Edwards Lifesciences Corporation (“Edwards Lifesciences” or the “Company”) (NYSE:EW), has filed a class action lawsuit in the United States District Court for the Central District of California on behalf of a class (the “Class”) comprising all purchasers of Edwards Lifesciences common stock between April 25, 2012 and April 23, 2013, inclusive (the “Class Period”).
A COPY OF THE
COMPLAINT IS AVAILABLE FROM THE COURT OR FROM GLANCY BINKOW & GOLDBERG LLP. PLEASE CONTACT US TOLL-FREE AT (888) 773-9224, OR AT (212) 682-5340, OR BY EMAIL TO
SHAREHOLDERS@GLANCYLAW.COM TO DISCUSS THIS MATTER. IF YOU INQUIRE BY EMAIL PLEASE INCLUDE YOUR MAILING ADDRESS, TELEPHONE NUMBER AND NUMBER OF SHARES PURCHASED.
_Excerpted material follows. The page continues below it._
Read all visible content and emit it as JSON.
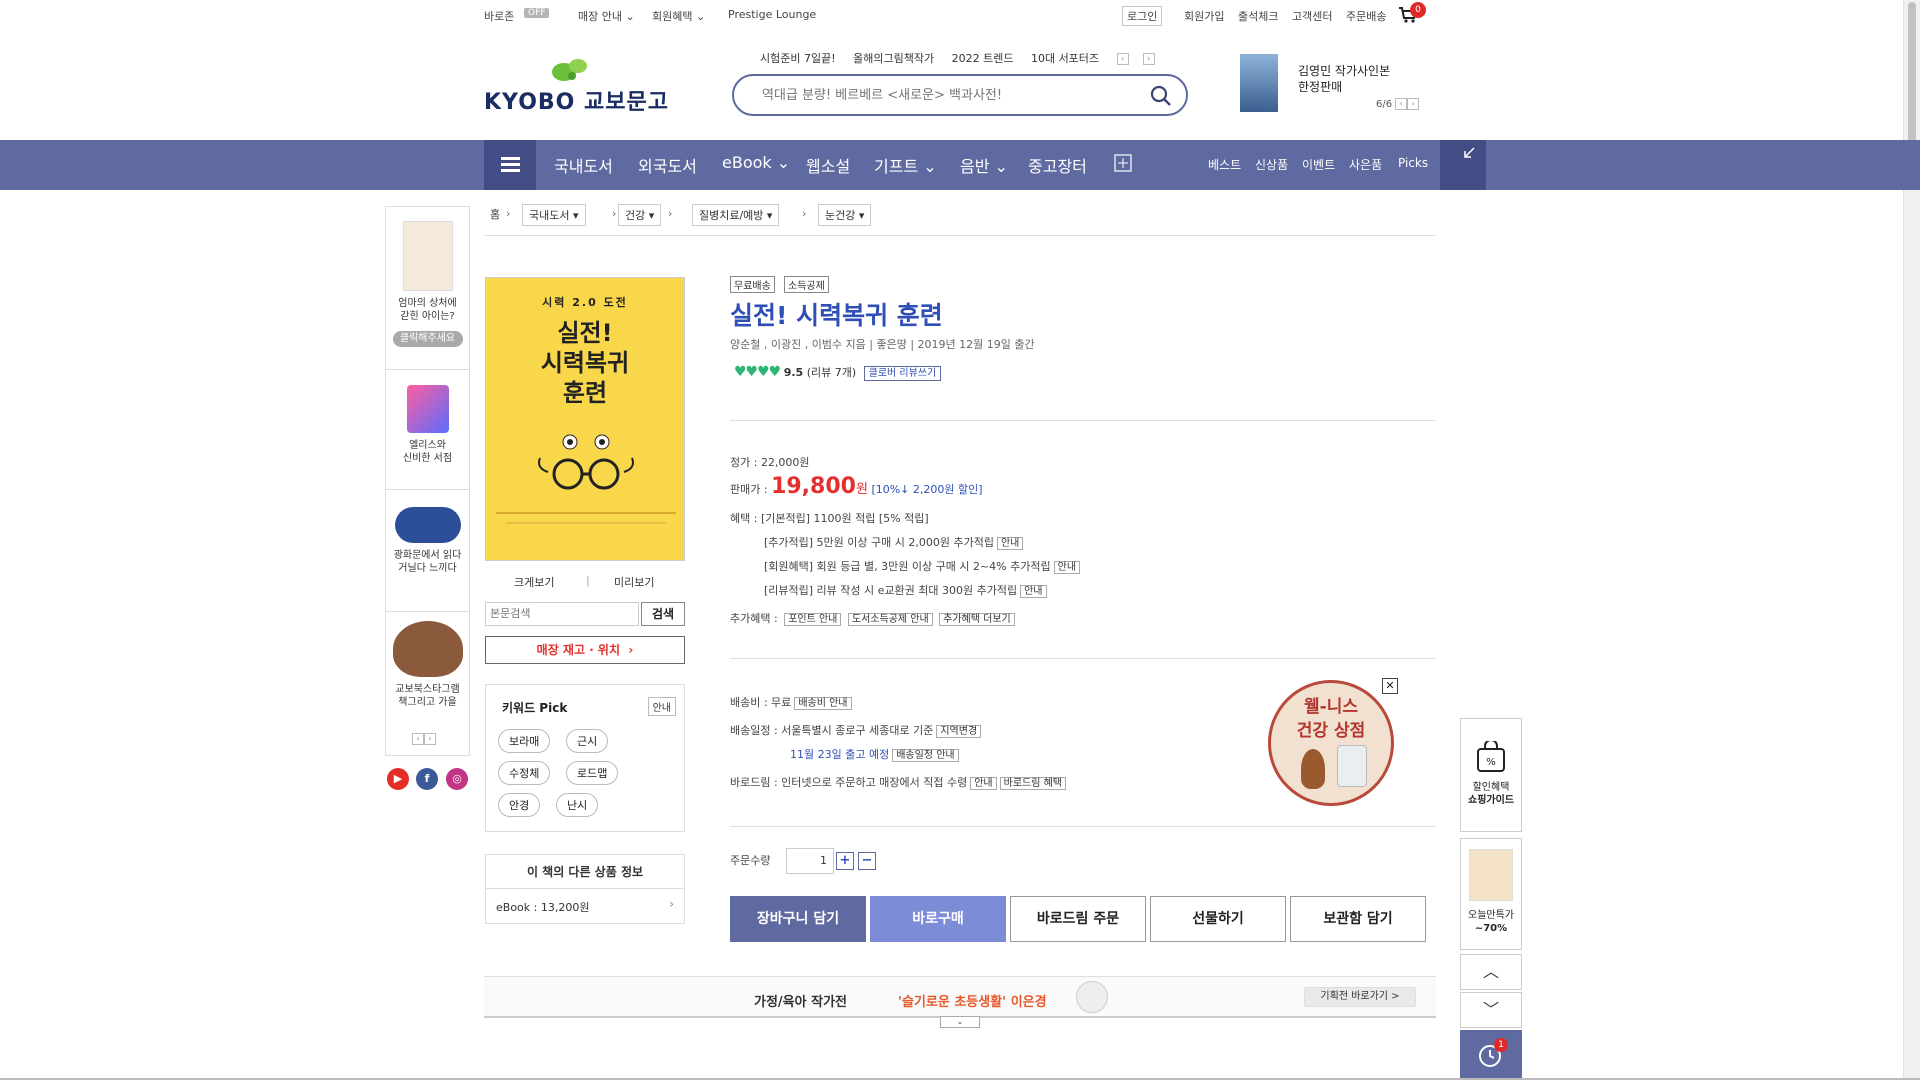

Edwards Lifesciences is a medical device maker that designs and markets, among other things, artificial heart valves for implantation in patients with advanced cardiovascular disease. The Company offers a range of such valves, including both valves that require traditional open-chest surgery, and its newer SAPIEN line of transcatheter heart valves (“THVs”), which may be implanted using a minimally invasive procedure.
The Complaint alleges that the Company issued false and/or misleading statements and failed to disclose material facts related to the prospects, projected sales and adoption of the Company’s Edwards SAPIEN transcatheter aortic heart valve, including the related transfemoral and transapical delivery methods (“SAPIEN”), and related projections of financial performance for the Company’s operations. Specifically, the Complaint alleges that the defendants knew but concealed from Edwards Lifesciences’ shareholders during the Class Period that: (1) adoption of SAPIEN was weaker than the Company claimed, due to concerns among physicians over the risks and complexity of the procedure for implanting the valve; (2) Edwards Lifesciences’ outlook for sales and earnings per share (“EPS”) was significantly weaker than the optimistic guidance defendants offered to investors; and (3) as a result, defendants lacked a reasonable basis for the statements made concerning the Company’s operations, forecasts and outlook.